■ **WORK REQUIRED**
Scan the material below for the word "Settings", then copy every line in which it appears.
*** Opening DATA SHOWN ***
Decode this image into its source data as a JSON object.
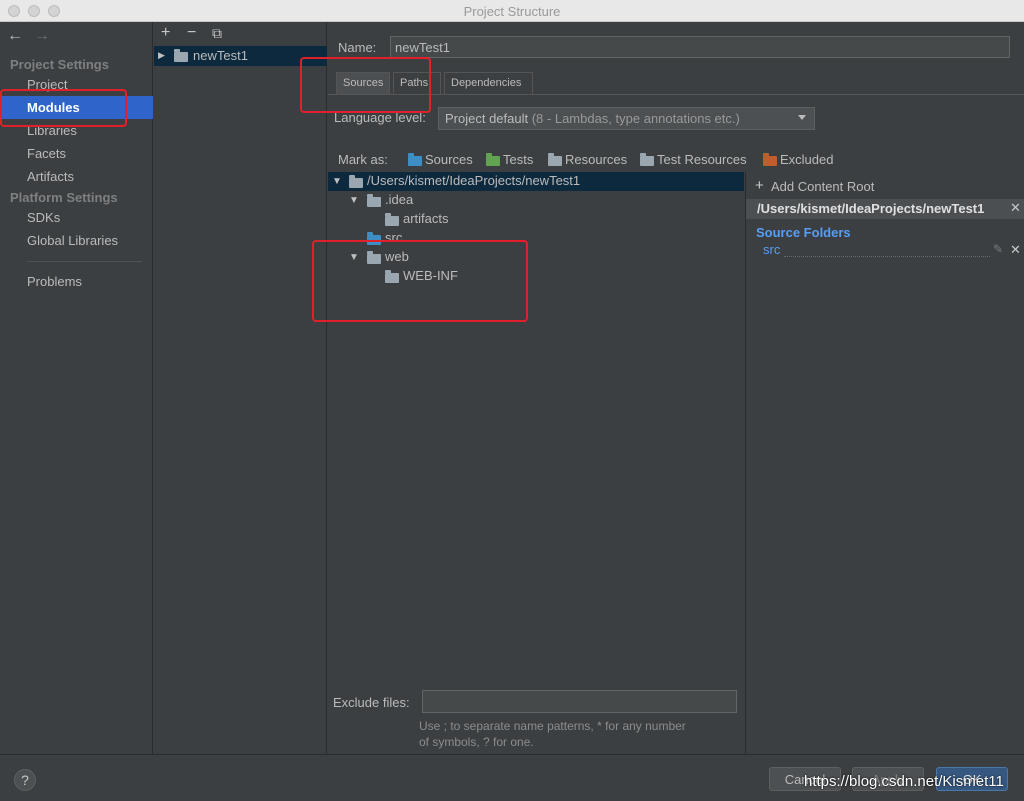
{
  "window": {
    "title": "Project Structure"
  },
  "sidebar": {
    "back": "←",
    "forward": "→",
    "section1": "Project Settings",
    "items1": [
      "Project",
      "Modules",
      "Libraries",
      "Facets",
      "Artifacts"
    ],
    "section2": "Platform Settings",
    "items2": [
      "SDKs",
      "Global Libraries"
    ],
    "items3": [
      "Problems"
    ]
  },
  "modules": {
    "add": "+",
    "remove": "−",
    "copy": "⧉",
    "list": [
      "newTest1"
    ]
  },
  "module": {
    "name_label": "Name:",
    "name_value": "newTest1",
    "tabs": [
      "Sources",
      "Paths",
      "Dependencies"
    ],
    "language_label": "Language level:",
    "language_value": "Project default",
    "language_detail": " (8 - Lambdas, type annotations etc.)",
    "mark_as": "Mark as:",
    "mark_options": [
      "Sources",
      "Tests",
      "Resources",
      "Test Resources",
      "Excluded"
    ]
  },
  "tree": [
    {
      "label": "/Users/kismet/IdeaProjects/newTest1",
      "depth": 0,
      "expanded": true
    },
    {
      "label": ".idea",
      "depth": 1,
      "expanded": true
    },
    {
      "label": "artifacts",
      "depth": 2
    },
    {
      "label": "src",
      "depth": 1,
      "type": "source"
    },
    {
      "label": "web",
      "depth": 1,
      "expanded": true
    },
    {
      "label": "WEB-INF",
      "depth": 2
    }
  ],
  "content_root": {
    "add_label": "Add Content Root",
    "path": "/Users/kismet/IdeaProjects/newTest1",
    "source_folders_label": "Source Folders",
    "source_folders": [
      "src"
    ]
  },
  "exclude": {
    "label": "Exclude files:",
    "value": "",
    "hint1": "Use ; to separate name patterns, * for any number",
    "hint2": "of symbols, ? for one."
  },
  "footer": {
    "help": "?",
    "cancel": "Cancel",
    "apply": "Apply",
    "ok": "OK",
    "watermark": "https://blog.csdn.net/Kismet11"
  },
  "colors": {
    "selection": "#2f65ca",
    "annotation": "#e0202a",
    "link": "#589df6"
  }
}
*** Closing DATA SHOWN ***
■ **ANSWER TO THE PROBLEM**
    "section1": "Project Settings",
    "section2": "Platform Settings",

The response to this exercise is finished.